**WORK INSTRUCTION:** Determine how many lines of the material hold the word "Berita", and answer with the number only.

-----

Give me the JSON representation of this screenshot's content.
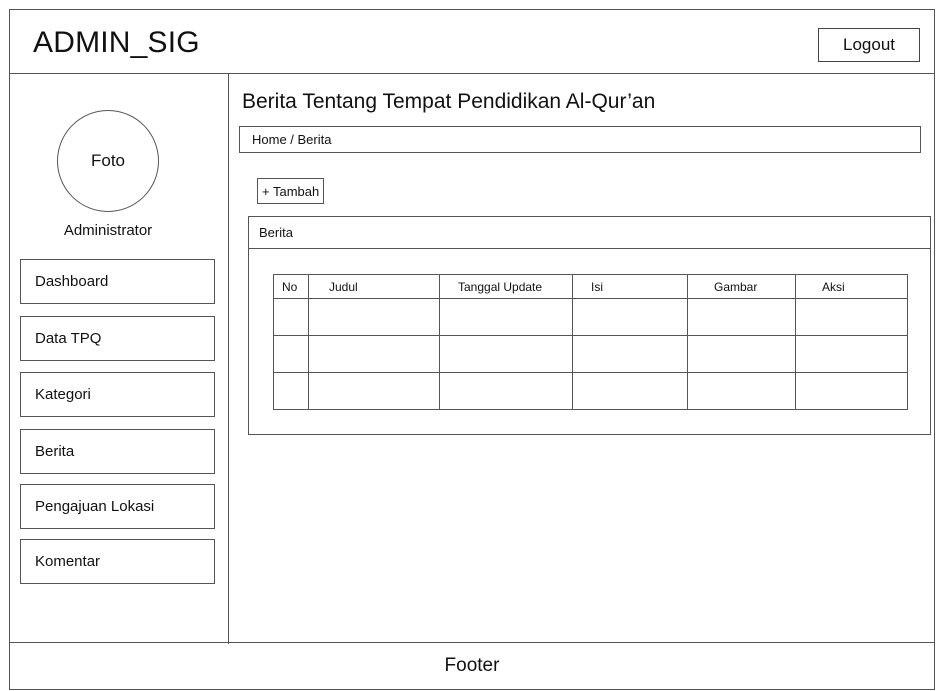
{
  "header": {
    "app_title": "ADMIN_SIG",
    "logout_label": "Logout"
  },
  "sidebar": {
    "avatar_label": "Foto",
    "role": "Administrator",
    "items": [
      {
        "label": "Dashboard"
      },
      {
        "label": "Data TPQ"
      },
      {
        "label": "Kategori"
      },
      {
        "label": "Berita"
      },
      {
        "label": "Pengajuan Lokasi"
      },
      {
        "label": "Komentar"
      }
    ]
  },
  "main": {
    "page_title": "Berita Tentang Tempat Pendidikan Al-Qur’an",
    "breadcrumb": "Home / Berita",
    "add_button": "+ Tambah",
    "panel_title": "Berita",
    "table": {
      "columns": [
        "No",
        "Judul",
        "Tanggal Update",
        "Isi",
        "Gambar",
        "Aksi"
      ],
      "rows": [
        [
          "",
          "",
          "",
          "",
          "",
          ""
        ],
        [
          "",
          "",
          "",
          "",
          "",
          ""
        ],
        [
          "",
          "",
          "",
          "",
          "",
          ""
        ]
      ]
    }
  },
  "footer": {
    "label": "Footer"
  }
}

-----

**THE ANSWER:** 4